Seventeen elections down, and I think thirty-eight to go. With our 1977 election, we welcome HoME Ernie Banks and Jim Bunning, both first-ballot electees. The newest members of the Hall of Miller and Eric make it 95 of the greatest players in the game’s history who we celebrate within our hallowed e-halls. We have 117 more players to elect, and we can’t wait for our next election. We hope you feel the same.
Per our rules, players have to be named on both ballots for induction. And with annual elections rather than those taking place every five years, we’ll sometimes have shorter ballots than we’ve had in the past. Here’s how we voted this time.
Miller Eric 1 Jim Bunning Ernie Banks 2 Ernie Banks Jim Bunning 3 Red Faber Pee Wee Reese 4 Pud Galvin Urban Shocker
The Class of 1977
Ernie Banks: With the iconic nickname of “Mr. Cub” and one of the game’s most positive and hopeful quotations, “Let’s play two!”, Ernie Banks is the epitome of Chicago baseball. The lifelong Cub hit 512 home runs and won two dinger titles and two RBI titles in his career in addition to his back-to-back MVP Awards in 1958 and 1959. From 1955-1961, he was Cal Ripken, a good fielding, great hitting shortstop who never took a day off. After that, a knee injury forced him to first base and decreased his overall productivity for the remainder of his career. No matter, Banks accomplished more than enough during his salad days, and his career numbers are easily impressive enough for the HoME.
Jim Bunning: Righty starter Jim Bunning became a star in 1957 when he won 20 games for the Tigers. He became a superstar after a 1963 trade to the Phillies. Along the way, he won 224 games in a remarkable career. He pitched a no-hitter in 1958 and a perfect game in 1964, so he’s one of seven pitchers with a perfect game and another no-no. And he’s one of five to pitch no-hitters in both leagues.

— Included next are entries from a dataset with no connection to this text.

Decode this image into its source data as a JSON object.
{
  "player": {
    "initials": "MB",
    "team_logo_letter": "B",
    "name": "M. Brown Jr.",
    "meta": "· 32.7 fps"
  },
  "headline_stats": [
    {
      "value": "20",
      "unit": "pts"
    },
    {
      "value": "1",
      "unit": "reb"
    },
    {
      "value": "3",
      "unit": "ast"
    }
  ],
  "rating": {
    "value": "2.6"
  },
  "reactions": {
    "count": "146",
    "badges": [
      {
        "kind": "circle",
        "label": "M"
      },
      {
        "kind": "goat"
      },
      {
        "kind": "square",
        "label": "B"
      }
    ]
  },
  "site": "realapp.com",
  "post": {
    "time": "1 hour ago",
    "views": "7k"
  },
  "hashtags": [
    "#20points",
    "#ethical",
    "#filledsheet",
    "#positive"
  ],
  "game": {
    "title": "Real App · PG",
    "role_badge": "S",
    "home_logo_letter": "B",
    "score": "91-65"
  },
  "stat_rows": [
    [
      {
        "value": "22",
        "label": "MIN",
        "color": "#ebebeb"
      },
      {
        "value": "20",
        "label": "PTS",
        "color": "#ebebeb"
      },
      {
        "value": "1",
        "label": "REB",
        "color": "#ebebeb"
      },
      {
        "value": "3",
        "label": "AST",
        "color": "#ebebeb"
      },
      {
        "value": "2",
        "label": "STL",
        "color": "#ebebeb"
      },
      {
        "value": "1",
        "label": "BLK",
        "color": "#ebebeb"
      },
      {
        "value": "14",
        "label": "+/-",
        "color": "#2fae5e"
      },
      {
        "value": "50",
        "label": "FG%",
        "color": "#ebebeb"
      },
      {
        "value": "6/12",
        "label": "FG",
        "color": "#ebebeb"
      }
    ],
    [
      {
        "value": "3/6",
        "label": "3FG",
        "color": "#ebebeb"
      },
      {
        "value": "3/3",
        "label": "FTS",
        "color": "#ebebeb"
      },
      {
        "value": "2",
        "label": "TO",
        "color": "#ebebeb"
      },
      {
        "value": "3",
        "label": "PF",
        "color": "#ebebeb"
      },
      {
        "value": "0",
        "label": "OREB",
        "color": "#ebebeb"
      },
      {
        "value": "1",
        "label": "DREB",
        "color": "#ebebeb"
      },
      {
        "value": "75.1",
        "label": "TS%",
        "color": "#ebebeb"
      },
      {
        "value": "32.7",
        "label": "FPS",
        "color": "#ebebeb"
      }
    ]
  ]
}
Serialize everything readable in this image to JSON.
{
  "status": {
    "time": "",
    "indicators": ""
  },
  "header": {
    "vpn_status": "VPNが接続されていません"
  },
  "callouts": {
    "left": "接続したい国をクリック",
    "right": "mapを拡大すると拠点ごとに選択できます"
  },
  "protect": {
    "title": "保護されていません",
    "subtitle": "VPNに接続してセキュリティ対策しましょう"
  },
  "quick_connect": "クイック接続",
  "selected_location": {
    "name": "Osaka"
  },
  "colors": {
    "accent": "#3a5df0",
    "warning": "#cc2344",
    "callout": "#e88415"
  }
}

He also struck out the side on nine pitches in 1959. And in retirement, he spent six terms as a member of the U.S House of Representatives from Kentucky, followed by two terms as a Kentucky Senator. Now comes his greatest honor, election to the HoME.
Each season, some guys are elected, while others receive votes from only one of us. Below we’ll explain our reasons for such votes.
Red Faber: While my pitching analysis has undergone significant alteration over the last three or four elections, Faber has held up strong through each iteration. There’s no way he’s a top-40 pitcher, but there’s also very little way to see him outside the top-60. Since quite confident we’ll have at least 60 pitchers in the HoME by the time we’re done, I continue to see every reason to vote for Faber. I don’t like his profile of a dozen seasons from 1.1 to 3.1 adjusted WAR any more than those who use the word “compiler” to insult candidates. But his seven better seasons, during which he “compiled” nearly 40 WAR, still matter. That’s more, by my reckoning anyway, than HoMEr Ted Lyons and comparable to future HoMEr John Smoltz. He’s not way over the line, but I’m comfortable that he’s over it.
Pud Galvin: Upsettingly, I’m no longer quite as certain about Pud Galvin. HoME fanatics will recall that I’ve voted for Galvin over Faber in each of their other eight elections together on my ballot. In fact, during the 1961 election, Pud received more support from me than eleven players now in the HoME. As I said to Eric during 1977 election discussions, had I not been supporting Galvin all along, I don’t think I’d have the courage to vote for him now. Yes, I still believe he should be in, but he’s no longer a very easy call. I once thought the man with 365 wins and the second most innings in history was a no-brainer. No longer.
Pee Wee Reese: Reese is part of the group of shortstops that will fight for the final plaques at the position. That group also includes Dave Bancroft, Art Fletcher, Hughie Jennings, Joe Sewell, Ozzie Smith, and Joe Tinker. I see the strongest among them as Reese, Fletcher, Smith, and Tinker. At least three of them will make it. And Tinker is a stronger candidate at the tail end of shortstop than the 15th or 16th candidates at most other positions. Because I don’t see a strong scenario where Reese falls behind both Tinker and Smith, I see his place in the HoME as structurally secured. I’d say the same for Ozzie. Fletcher and Tinker are the bubble men.
Urban Shocker: He’s a whole lot like Stan Coveleski, and Coveleski was an easy choice for me. Being just a little lesser when compared to Stan means being better than several previously elected pitchers. So, in my eyes, Shocker meets our existing standards for pitchers and, especially, our ultimate standard.
Please visit our Honorees page to see the plaques of those elected and to see plenty more information about the HoME.